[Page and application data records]
□ □ □ □ □ □ □
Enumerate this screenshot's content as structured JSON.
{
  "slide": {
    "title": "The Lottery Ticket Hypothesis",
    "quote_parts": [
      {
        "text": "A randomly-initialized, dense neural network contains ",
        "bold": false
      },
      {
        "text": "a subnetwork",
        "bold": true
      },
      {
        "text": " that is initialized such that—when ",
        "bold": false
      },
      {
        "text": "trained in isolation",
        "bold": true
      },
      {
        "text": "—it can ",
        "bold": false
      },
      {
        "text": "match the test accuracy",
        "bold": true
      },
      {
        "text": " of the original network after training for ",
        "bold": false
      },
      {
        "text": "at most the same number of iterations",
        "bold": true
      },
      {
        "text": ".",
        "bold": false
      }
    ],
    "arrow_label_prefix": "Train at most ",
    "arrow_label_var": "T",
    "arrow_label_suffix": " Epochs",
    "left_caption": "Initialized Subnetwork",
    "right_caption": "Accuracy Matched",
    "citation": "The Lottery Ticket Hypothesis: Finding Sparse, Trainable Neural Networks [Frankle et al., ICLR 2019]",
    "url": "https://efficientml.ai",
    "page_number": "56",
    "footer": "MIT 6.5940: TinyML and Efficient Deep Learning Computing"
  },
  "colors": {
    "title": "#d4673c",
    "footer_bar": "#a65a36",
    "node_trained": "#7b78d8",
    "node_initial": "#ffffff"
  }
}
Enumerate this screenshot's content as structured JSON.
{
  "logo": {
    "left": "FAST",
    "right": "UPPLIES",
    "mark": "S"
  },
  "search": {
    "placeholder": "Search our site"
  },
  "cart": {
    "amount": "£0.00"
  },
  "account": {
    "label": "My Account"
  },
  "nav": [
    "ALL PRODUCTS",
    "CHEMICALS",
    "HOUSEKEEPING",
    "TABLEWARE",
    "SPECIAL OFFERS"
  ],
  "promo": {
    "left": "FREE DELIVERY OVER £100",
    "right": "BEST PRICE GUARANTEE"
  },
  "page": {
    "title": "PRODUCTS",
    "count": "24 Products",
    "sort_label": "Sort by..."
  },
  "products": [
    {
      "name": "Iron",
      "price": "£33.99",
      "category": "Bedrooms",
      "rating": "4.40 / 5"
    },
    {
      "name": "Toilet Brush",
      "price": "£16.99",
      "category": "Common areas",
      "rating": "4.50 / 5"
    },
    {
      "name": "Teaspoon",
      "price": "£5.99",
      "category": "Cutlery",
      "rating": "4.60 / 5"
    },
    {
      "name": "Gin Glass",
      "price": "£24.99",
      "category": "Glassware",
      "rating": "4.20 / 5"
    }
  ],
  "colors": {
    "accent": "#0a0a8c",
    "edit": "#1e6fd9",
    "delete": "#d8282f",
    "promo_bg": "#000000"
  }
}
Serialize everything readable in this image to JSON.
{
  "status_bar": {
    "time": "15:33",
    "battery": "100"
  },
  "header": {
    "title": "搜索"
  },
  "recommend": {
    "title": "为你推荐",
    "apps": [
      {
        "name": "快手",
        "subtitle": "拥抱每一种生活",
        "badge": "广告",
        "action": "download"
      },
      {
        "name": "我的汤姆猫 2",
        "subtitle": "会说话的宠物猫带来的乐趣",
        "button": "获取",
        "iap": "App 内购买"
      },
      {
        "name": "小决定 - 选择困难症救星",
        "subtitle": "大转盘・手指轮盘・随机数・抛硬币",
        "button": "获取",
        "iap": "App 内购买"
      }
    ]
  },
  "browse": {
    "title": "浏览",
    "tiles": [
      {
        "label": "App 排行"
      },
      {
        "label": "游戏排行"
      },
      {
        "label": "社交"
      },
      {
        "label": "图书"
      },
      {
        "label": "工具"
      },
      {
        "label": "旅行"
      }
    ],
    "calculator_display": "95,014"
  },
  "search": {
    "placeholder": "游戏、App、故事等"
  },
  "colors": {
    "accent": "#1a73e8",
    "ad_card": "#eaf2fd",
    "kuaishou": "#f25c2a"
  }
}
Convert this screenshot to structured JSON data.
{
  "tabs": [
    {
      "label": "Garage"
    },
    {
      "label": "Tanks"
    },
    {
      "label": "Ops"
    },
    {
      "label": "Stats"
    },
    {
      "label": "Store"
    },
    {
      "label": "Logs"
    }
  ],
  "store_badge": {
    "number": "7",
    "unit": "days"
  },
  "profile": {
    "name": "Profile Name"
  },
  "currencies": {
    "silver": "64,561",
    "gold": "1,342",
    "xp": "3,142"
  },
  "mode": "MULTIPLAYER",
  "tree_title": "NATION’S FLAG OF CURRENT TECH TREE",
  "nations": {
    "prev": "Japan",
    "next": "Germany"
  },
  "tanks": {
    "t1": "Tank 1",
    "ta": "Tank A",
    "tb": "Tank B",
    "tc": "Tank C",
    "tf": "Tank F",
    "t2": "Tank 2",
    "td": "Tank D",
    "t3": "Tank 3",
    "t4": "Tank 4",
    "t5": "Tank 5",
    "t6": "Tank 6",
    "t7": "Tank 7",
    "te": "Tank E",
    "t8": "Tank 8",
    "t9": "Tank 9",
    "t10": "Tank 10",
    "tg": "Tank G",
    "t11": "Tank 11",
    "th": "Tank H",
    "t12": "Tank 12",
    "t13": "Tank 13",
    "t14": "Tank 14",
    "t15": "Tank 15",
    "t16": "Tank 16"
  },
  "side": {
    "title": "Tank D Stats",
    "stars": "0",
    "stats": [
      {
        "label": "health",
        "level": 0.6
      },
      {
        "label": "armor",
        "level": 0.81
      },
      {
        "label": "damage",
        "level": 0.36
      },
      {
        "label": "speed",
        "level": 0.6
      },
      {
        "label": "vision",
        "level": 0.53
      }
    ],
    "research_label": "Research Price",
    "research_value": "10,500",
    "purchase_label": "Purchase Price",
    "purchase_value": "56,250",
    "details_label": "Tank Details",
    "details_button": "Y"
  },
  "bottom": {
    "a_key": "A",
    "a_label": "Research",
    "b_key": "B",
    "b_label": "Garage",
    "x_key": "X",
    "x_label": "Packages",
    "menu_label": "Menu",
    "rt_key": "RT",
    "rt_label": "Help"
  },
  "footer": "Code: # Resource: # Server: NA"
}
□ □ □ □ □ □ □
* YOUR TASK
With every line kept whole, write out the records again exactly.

* OUTPUT FOR THIS TASK
Enumerate this screenshot's content as structured JSON.
{
  "slide": {
    "title": "The Lottery Ticket Hypothesis",
    "quote_parts": [
      {
        "text": "A randomly-initialized, dense neural network contains ",
        "bold": false
      },
      {
        "text": "a subnetwork",
        "bold": true
      },
      {
        "text": " that is initialized such that—when ",
        "bold": false
      },
      {
        "text": "trained in isolation",
        "bold": true
      },
      {
        "text": "—it can ",
        "bold": false
      },
      {
        "text": "match the test accuracy",
        "bold": true
      },
      {
        "text": " of the original network after training for ",
        "bold": false
      },
      {
        "text": "at most the same number of iterations",
        "bold": true
      },
      {
        "text": ".",
        "bold": false
      }
    ],
    "arrow_label_prefix": "Train at most ",
    "arrow_label_var": "T",
    "arrow_label_suffix": " Epochs",
    "left_caption": "Initialized Subnetwork",
    "right_caption": "Accuracy Matched",
    "citation": "The Lottery Ticket Hypothesis: Finding Sparse, Trainable Neural Networks [Frankle et al., ICLR 2019]",
    "url": "https://efficientml.ai",
    "page_number": "56",
    "footer": "MIT 6.5940: TinyML and Efficient Deep Learning Computing"
  },
  "colors": {
    "title": "#d4673c",
    "footer_bar": "#a65a36",
    "node_trained": "#7b78d8",
    "node_initial": "#ffffff"
  }
}
Enumerate this screenshot's content as structured JSON.
{
  "logo": {
    "left": "FAST",
    "right": "UPPLIES",
    "mark": "S"
  },
  "search": {
    "placeholder": "Search our site"
  },
  "cart": {
    "amount": "£0.00"
  },
  "account": {
    "label": "My Account"
  },
  "nav": [
    "ALL PRODUCTS",
    "CHEMICALS",
    "HOUSEKEEPING",
    "TABLEWARE",
    "SPECIAL OFFERS"
  ],
  "promo": {
    "left": "FREE DELIVERY OVER £100",
    "right": "BEST PRICE GUARANTEE"
  },
  "page": {
    "title": "PRODUCTS",
    "count": "24 Products",
    "sort_label": "Sort by..."
  },
  "products": [
    {
      "name": "Iron",
      "price": "£33.99",
      "category": "Bedrooms",
      "rating": "4.40 / 5"
    },
    {
      "name": "Toilet Brush",
      "price": "£16.99",
      "category": "Common areas",
      "rating": "4.50 / 5"
    },
    {
      "name": "Teaspoon",
      "price": "£5.99",
      "category": "Cutlery",
      "rating": "4.60 / 5"
    },
    {
      "name": "Gin Glass",
      "price": "£24.99",
      "category": "Glassware",
      "rating": "4.20 / 5"
    }
  ],
  "colors": {
    "accent": "#0a0a8c",
    "edit": "#1e6fd9",
    "delete": "#d8282f",
    "promo_bg": "#000000"
  }
}
Serialize everything readable in this image to JSON.
{
  "status_bar": {
    "time": "15:33",
    "battery": "100"
  },
  "header": {
    "title": "搜索"
  },
  "recommend": {
    "title": "为你推荐",
    "apps": [
      {
        "name": "快手",
        "subtitle": "拥抱每一种生活",
        "badge": "广告",
        "action": "download"
      },
      {
        "name": "我的汤姆猫 2",
        "subtitle": "会说话的宠物猫带来的乐趣",
        "button": "获取",
        "iap": "App 内购买"
      },
      {
        "name": "小决定 - 选择困难症救星",
        "subtitle": "大转盘・手指轮盘・随机数・抛硬币",
        "button": "获取",
        "iap": "App 内购买"
      }
    ]
  },
  "browse": {
    "title": "浏览",
    "tiles": [
      {
        "label": "App 排行"
      },
      {
        "label": "游戏排行"
      },
      {
        "label": "社交"
      },
      {
        "label": "图书"
      },
      {
        "label": "工具"
      },
      {
        "label": "旅行"
      }
    ],
    "calculator_display": "95,014"
  },
  "search": {
    "placeholder": "游戏、App、故事等"
  },
  "colors": {
    "accent": "#1a73e8",
    "ad_card": "#eaf2fd",
    "kuaishou": "#f25c2a"
  }
}
Convert this screenshot to structured JSON data.
{
  "tabs": [
    {
      "label": "Garage"
    },
    {
      "label": "Tanks"
    },
    {
      "label": "Ops"
    },
    {
      "label": "Stats"
    },
    {
      "label": "Store"
    },
    {
      "label": "Logs"
    }
  ],
  "store_badge": {
    "number": "7",
    "unit": "days"
  },
  "profile": {
    "name": "Profile Name"
  },
  "currencies": {
    "silver": "64,561",
    "gold": "1,342",
    "xp": "3,142"
  },
  "mode": "MULTIPLAYER",
  "tree_title": "NATION’S FLAG OF CURRENT TECH TREE",
  "nations": {
    "prev": "Japan",
    "next": "Germany"
  },
  "tanks": {
    "t1": "Tank 1",
    "ta": "Tank A",
    "tb": "Tank B",
    "tc": "Tank C",
    "tf": "Tank F",
    "t2": "Tank 2",
    "td": "Tank D",
    "t3": "Tank 3",
    "t4": "Tank 4",
    "t5": "Tank 5",
    "t6": "Tank 6",
    "t7": "Tank 7",
    "te": "Tank E",
    "t8": "Tank 8",
    "t9": "Tank 9",
    "t10": "Tank 10",
    "tg": "Tank G",
    "t11": "Tank 11",
    "th": "Tank H",
    "t12": "Tank 12",
    "t13": "Tank 13",
    "t14": "Tank 14",
    "t15": "Tank 15",
    "t16": "Tank 16"
  },
  "side": {
    "title": "Tank D Stats",
    "stars": "0",
    "stats": [
      {
        "label": "health",
        "level": 0.6
      },
      {
        "label": "armor",
        "level": 0.81
      },
      {
        "label": "damage",
        "level": 0.36
      },
      {
        "label": "speed",
        "level": 0.6
      },
      {
        "label": "vision",
        "level": 0.53
      }
    ],
    "research_label": "Research Price",
    "research_value": "10,500",
    "purchase_label": "Purchase Price",
    "purchase_value": "56,250",
    "details_label": "Tank Details",
    "details_button": "Y"
  },
  "bottom": {
    "a_key": "A",
    "a_label": "Research",
    "b_key": "B",
    "b_label": "Garage",
    "x_key": "X",
    "x_label": "Packages",
    "menu_label": "Menu",
    "rt_key": "RT",
    "rt_label": "Help"
  },
  "footer": "Code: # Resource: # Server: NA"
}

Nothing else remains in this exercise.